Calcific tendonitis

Calcific Tendonitis

Calcific tendonitis refers to a build-up of calcium in the rotator cuff (calcific deposit). When calcium builds up in the tendon, it can cause a buildup of pressure in the tendon, as well causing a chemical irritation. This leads to pain. The pain can be extremely intense. It is one of the worst pains in the shoulder (the other being Frozen Shoulder)
In addition to the chemical irritation and pressure, the calcific (calcium) deposit reduces the space between the rotator cuff and the acromion, as well as affecting the normal function of the rotator cuff. This can lead to subacromial impingement between the acromion and the calcium deposit in the rotator cuff when lifting the arm overhead.
The cause of the calcium build-up in the rotator cuff is not known. It tends to be more common in people between the ages of 30-60 years of age. It does eventually disappear spontaneously, but this can take between 5 to 10 years to resolve.


The calcific deposit can be seen on plain x-rays, however ultrasound scan is better to find small calcific deposits which can be missed on x-rays. Ultrasound also makes it possible to assess the size of the deposit in all directions. The clinician can also see the blood vessels around the calcific deposit.

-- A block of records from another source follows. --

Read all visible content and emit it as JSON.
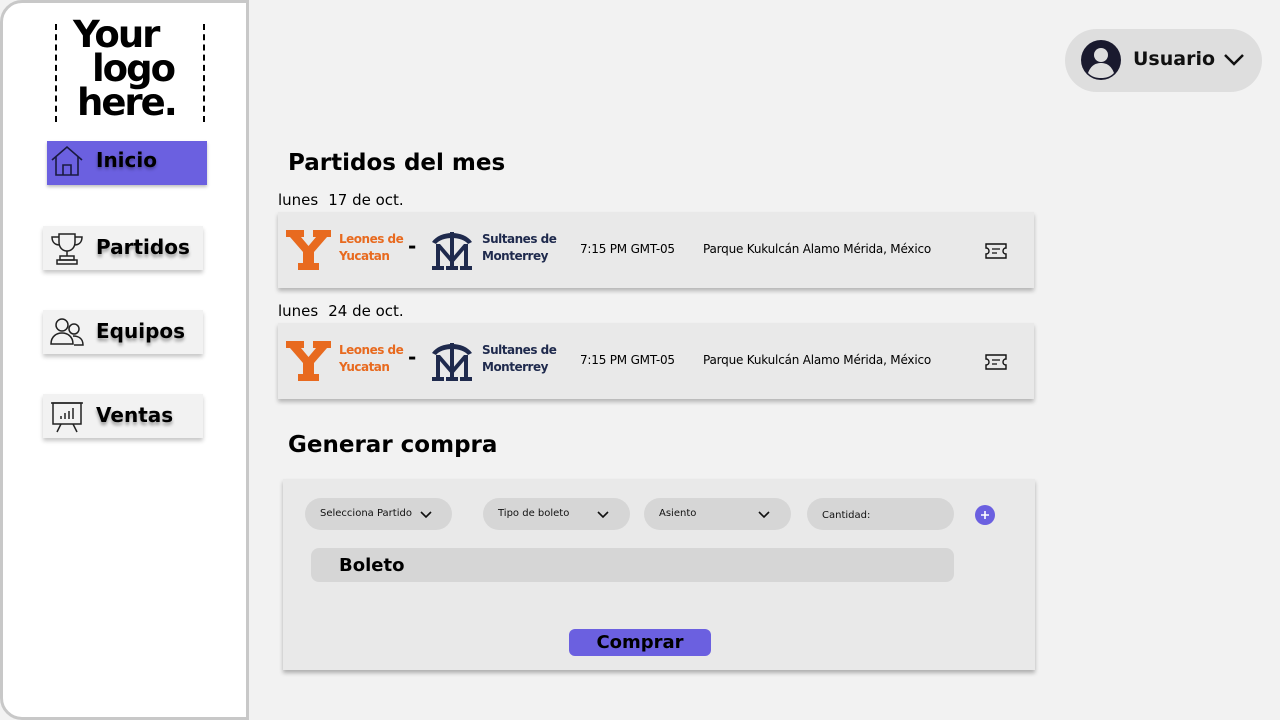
{
  "logo": {
    "lines": [
      "Your",
      "logo",
      "here."
    ]
  },
  "sidebar": {
    "items": [
      {
        "label": "Inicio",
        "icon": "home-icon",
        "active": true
      },
      {
        "label": "Partidos",
        "icon": "trophy-icon",
        "active": false
      },
      {
        "label": "Equipos",
        "icon": "users-icon",
        "active": false
      },
      {
        "label": "Ventas",
        "icon": "presentation-chart-icon",
        "active": false
      }
    ]
  },
  "user": {
    "name": "Usuario",
    "icon": "user-avatar-icon"
  },
  "matches": {
    "title": "Partidos del mes",
    "items": [
      {
        "day": "lunes",
        "date": "17 de oct.",
        "team1": "Leones de Yucatan",
        "separator": "-",
        "team2": "Sultanes de Monterrey",
        "time": "7:15 PM GMT-05",
        "venue": "Parque Kukulcán Alamo Mérida, México"
      },
      {
        "day": "lunes",
        "date": "24 de oct.",
        "team1": "Leones de Yucatan",
        "separator": "-",
        "team2": "Sultanes de Monterrey",
        "time": "7:15 PM GMT-05",
        "venue": "Parque Kukulcán Alamo Mérida, México"
      }
    ]
  },
  "purchase": {
    "title": "Generar compra",
    "match_select": "Selecciona Partido",
    "ticket_type_select": "Tipo de boleto",
    "seat_select": "Asiento",
    "quantity_label": "Cantidad:",
    "ticket_label": "Boleto",
    "buy_label": "Comprar"
  },
  "colors": {
    "accent": "#6b60e0",
    "team1": "#e86a1f",
    "team2": "#1f2a4d",
    "background": "#f2f2f2"
  }
}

Treatment of calcific tendinitis involves:
1. Painkillers and anti-inflammatory medications
2. Physiotherapy – keeps your shoulder strong and flexible and reduces the irritation
3. Ultrasound guided steroid injections – reduces inflammation and control the pain
4. Ultrasound guided Barbotage – under ultrasound guidance the calcific deposit is injected with a salt water solution and the calcium is also sucked out into a syringe. The area is then repeatedly washed.
5. Surgical excision